"Grace," I said slowly. It took her a while get what I was doing, and when she did understand, she put her hand to her chest, repeated the whistles, then said 'Grace.' She reached over the table, put her hand on my chest, and said my name. I did the same and we both laughed. We understood each other.
I recieved a knock on my door followed by a painfully cheery inquiry, "Arty?" It was Callie; I recognized that sickly playful voice she uses that always makes me want to throw up each time I hear it. Grace looked worried, but I assured her that Callie was a friend. I got up and went to the door. I undid the electronic bolt and slid the door aside.
"Hi, Arty!" Again the voice. In addition to Callie having tendencies to possess an annoying personality, she is also incredibly nosey and intrusive. She looked past my shoulder and saw Grace. She seemed shocked at her albinism, but that cheerily rude disposition soon took over and manifested itself with the question, "Who's the lab rat?"
"She's not a lab rat!"
"I came over here to ask where you were this morning"-she gave me an all too exaggerated wink-"but now I see why. Where'd you find her?"
"Were you born sick and inconsiderate, or did it take years of practice?!" Having a word like 'inconsiderate' attached to her personality was the proverbial dagger to the heart to Callie. The hateful Callie dissipated and the good Callie resumed. A likeable Callie. A Callie I could actually stand to have around.
"Sorry, Arty," she began. She looked over my shoulder at Grace and said, "Sorry I called you a lab rat." Grace waved shyly, not understanding Callie's joke. She returned her attention to me, "So, where were you this morning?"
"I was across the ravine looking for crystals, fighting lizards, and"-I nodded to Grace-"saving her."
"From the lizards?" She looked disbelieving, "I didn't know the lizards took hostages."
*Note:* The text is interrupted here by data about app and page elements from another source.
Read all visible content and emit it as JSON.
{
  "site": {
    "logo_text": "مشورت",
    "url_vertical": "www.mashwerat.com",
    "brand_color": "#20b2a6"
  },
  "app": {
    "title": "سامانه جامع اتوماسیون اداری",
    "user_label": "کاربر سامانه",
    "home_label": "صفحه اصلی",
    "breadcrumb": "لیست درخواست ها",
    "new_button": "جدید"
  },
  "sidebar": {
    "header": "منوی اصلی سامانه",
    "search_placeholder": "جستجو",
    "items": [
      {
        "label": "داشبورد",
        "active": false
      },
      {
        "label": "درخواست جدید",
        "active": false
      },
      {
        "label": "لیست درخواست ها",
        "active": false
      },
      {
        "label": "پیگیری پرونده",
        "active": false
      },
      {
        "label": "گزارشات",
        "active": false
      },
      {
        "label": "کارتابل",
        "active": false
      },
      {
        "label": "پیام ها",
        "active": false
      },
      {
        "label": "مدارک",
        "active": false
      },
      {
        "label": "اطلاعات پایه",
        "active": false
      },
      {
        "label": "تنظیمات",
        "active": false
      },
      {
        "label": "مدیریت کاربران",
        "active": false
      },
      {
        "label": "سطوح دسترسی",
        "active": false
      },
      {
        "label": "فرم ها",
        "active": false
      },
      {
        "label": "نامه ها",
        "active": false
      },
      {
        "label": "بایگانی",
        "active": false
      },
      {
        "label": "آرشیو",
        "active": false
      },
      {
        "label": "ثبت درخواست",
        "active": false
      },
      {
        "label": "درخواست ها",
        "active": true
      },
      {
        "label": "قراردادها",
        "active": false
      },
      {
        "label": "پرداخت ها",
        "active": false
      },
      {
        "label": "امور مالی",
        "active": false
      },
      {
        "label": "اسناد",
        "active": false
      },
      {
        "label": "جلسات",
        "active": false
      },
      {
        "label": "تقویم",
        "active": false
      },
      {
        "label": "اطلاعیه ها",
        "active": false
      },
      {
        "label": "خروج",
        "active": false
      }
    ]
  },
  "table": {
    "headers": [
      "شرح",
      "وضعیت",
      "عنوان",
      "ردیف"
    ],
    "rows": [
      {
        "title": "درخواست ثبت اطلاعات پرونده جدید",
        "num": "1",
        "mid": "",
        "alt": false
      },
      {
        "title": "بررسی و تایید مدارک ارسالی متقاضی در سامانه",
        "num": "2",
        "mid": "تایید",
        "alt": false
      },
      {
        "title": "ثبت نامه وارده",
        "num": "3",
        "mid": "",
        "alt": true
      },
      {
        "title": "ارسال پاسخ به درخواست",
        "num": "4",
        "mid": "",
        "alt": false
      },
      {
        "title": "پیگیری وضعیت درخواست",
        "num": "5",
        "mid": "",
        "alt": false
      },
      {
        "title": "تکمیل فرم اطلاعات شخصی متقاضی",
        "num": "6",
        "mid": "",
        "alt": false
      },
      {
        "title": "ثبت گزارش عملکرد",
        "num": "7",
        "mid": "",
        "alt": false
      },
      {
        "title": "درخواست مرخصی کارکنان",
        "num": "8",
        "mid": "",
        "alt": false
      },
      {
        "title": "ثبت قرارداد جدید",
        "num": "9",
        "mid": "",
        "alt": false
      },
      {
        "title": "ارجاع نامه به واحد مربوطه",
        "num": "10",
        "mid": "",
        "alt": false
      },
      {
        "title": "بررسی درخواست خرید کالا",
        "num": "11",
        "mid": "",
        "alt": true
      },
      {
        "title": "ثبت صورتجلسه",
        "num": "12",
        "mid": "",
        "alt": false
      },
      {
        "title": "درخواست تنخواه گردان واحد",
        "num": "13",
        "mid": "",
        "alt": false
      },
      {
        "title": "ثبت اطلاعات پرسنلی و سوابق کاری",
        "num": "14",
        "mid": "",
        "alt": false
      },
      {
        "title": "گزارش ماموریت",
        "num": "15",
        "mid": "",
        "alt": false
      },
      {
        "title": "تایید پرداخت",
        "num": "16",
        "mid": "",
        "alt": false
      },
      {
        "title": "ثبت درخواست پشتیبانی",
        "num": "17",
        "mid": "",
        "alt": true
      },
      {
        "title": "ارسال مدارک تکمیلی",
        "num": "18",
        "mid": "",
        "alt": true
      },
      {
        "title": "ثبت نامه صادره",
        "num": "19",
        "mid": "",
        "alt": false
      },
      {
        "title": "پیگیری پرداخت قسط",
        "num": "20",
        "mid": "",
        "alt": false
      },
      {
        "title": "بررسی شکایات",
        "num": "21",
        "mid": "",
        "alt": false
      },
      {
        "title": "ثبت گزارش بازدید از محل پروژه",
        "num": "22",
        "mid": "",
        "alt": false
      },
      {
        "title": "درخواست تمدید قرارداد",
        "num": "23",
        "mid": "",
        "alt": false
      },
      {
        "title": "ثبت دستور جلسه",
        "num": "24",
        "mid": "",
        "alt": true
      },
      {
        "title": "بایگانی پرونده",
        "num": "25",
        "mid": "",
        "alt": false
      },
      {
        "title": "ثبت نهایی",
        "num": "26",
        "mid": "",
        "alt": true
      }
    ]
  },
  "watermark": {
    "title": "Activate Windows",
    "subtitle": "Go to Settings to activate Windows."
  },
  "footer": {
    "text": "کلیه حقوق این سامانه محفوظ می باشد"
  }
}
"Neither did I, but there she was." I looked past her into the corridor, "Come on in; keep standing out there and we'll have half the camp lining up." I moved away from the door and let Callie go past me. She took my chair at the table and leaned toward Grace.
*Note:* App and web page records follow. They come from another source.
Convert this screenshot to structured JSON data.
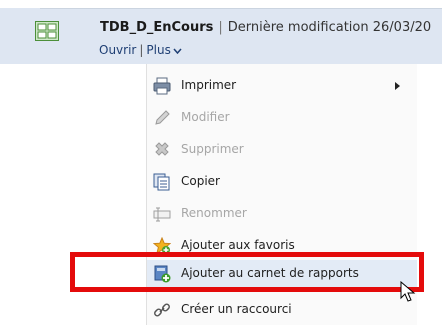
{
  "item": {
    "name": "TDB_D_EnCours",
    "meta": "Dernière modification 26/03/20",
    "icon": "dashboard-grid-icon"
  },
  "links": {
    "open": "Ouvrir",
    "more": "Plus"
  },
  "menu": {
    "items": [
      {
        "label": "Imprimer",
        "icon": "printer-icon",
        "disabled": false,
        "submenu": true
      },
      {
        "label": "Modifier",
        "icon": "pencil-icon",
        "disabled": true
      },
      {
        "label": "Supprimer",
        "icon": "delete-x-icon",
        "disabled": true
      },
      {
        "label": "Copier",
        "icon": "copy-icon",
        "disabled": false
      },
      {
        "label": "Renommer",
        "icon": "rename-icon",
        "disabled": true
      },
      {
        "label": "Ajouter aux favoris",
        "icon": "favorites-star-icon",
        "disabled": false
      },
      {
        "label": "Ajouter au carnet de rapports",
        "icon": "add-to-briefing-book-icon",
        "disabled": false,
        "highlighted": true
      },
      {
        "label": "Créer un raccourci",
        "icon": "shortcut-icon",
        "disabled": false
      }
    ]
  },
  "colors": {
    "highlight": "#e40b0b",
    "row_bg": "#dee6f2",
    "link": "#1f3f74"
  }
}
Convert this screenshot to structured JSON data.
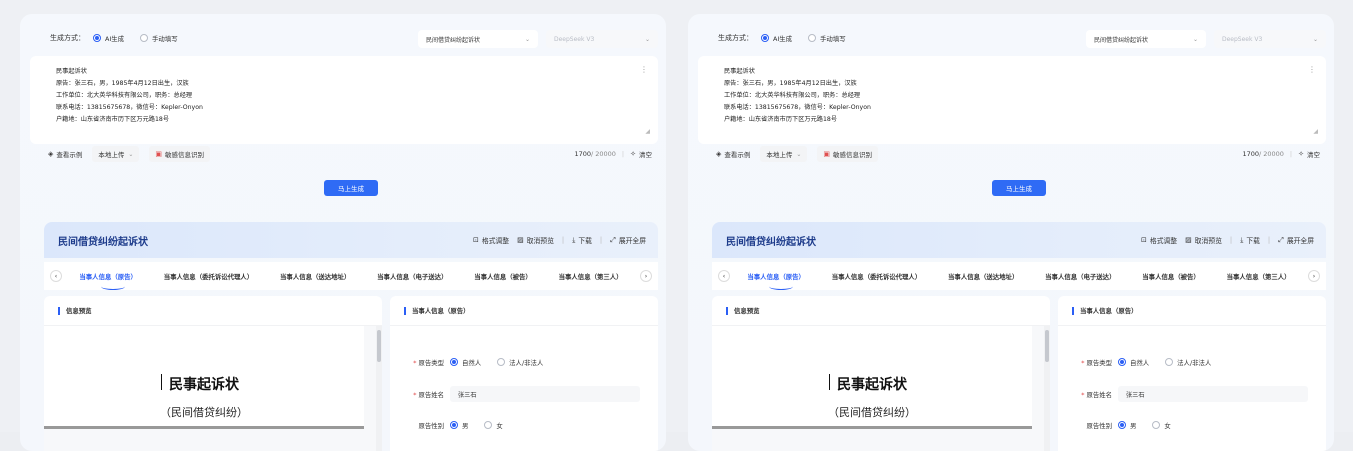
{
  "config": {
    "label": "生成方式：",
    "modes": [
      {
        "label": "AI生成",
        "selected": true
      },
      {
        "label": "手动填写",
        "selected": false
      }
    ],
    "case_type": "民间借贷纠纷起诉状",
    "model": "DeepSeek V3"
  },
  "editor": {
    "lines": [
      "民事起诉状",
      "原告：张三石，男，1985年4月12日出生，汉族",
      "工作单位：北大英华科技有限公司，职务：总经理",
      "联系电话：13815675678，微信号：Kepler-Onyon",
      "户籍地：山东省济南市历下区万元路18号"
    ]
  },
  "tools": {
    "example": "查看示例",
    "upload": "本地上传",
    "sensitive": "敏感信息识别",
    "count": "1700",
    "max": "/ 20000",
    "clear": "清空"
  },
  "generate_button": "马上生成",
  "result": {
    "title": "民间借贷纠纷起诉状",
    "actions": [
      "格式调整",
      "取消预览",
      "下载",
      "展开全屏"
    ]
  },
  "tabs": [
    "当事人信息（原告）",
    "当事人信息（委托诉讼代理人）",
    "当事人信息（送达地址）",
    "当事人信息（电子送达）",
    "当事人信息（被告）",
    "当事人信息（第三人）"
  ],
  "preview": {
    "section": "信息预览",
    "doc_title": "民事起诉状",
    "doc_subtitle": "（民间借贷纠纷）"
  },
  "form": {
    "section": "当事人信息（原告）",
    "plaintiff_type_label": "原告类型",
    "plaintiff_type_options": [
      "自然人",
      "法人/非法人"
    ],
    "name_label": "原告姓名",
    "name_value": "张三石",
    "gender_label": "原告性别",
    "gender_options": [
      "男",
      "女"
    ]
  },
  "colors": {
    "accent": "#2b5ff5",
    "title": "#1d3b8b"
  }
}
"Hi. Callie Muir," she extended her hand. Slowly, Grace took it and introduced herself. Callie inquired, "Grace...?" in hopes of finding out her last name. I explained that Grace was simply the name I gave her because I could not repeat her real name. Callie did not believe me, so I asked Grace to repeat the series of whistles she had related to me. I chuckled at Callie's look. She then suddenly became very fascinated with Grace's uniform. "What is this?" she asked rubbing her finger along Grace's arm.
"As far as I can tell, it's lizard skin, though I've never seen brown skin before; they're usually green." I explained.
"And what's with these markings?" She continued, half to me and half to Grace. I admitted my inability to decipher them. Callie then asked, "Where's she from?" I had not thought to try and coax this information out of Grace, and I thanked Callie for bringing it up. I went to a shelf above my bed and removed a large map of the surrounding venusian terrain, as cartographed by Matsugawa in the early expeditions to the planet. I laid it out on the table and pointed out various locations to Grace. She seemed to recognize certain major landmarks such as the ravine and the plateau.
"This is where we are now," I pointed to the camp and, with my other hand, indicated the room. I moved my finger along the map across the ravine to where I had found her, "This is where you were." I took my hand away from the map. Grace oriented herself by first pointing to the camp and then to the location across the ravine, and then she moved her finger away from that point and toward the plateau. She continued to move her finger along the plateau's edge until her finger went off the map. She clutched her fist, put her hands in her lap, and slumped back in the chair. She looked somewhat saddened, as though frustrated that Matsugawa had overlooked her home in his surveying. Callie and I looked to each other.
"I guess she's homesick," Callie ventured. I nodded in agreement.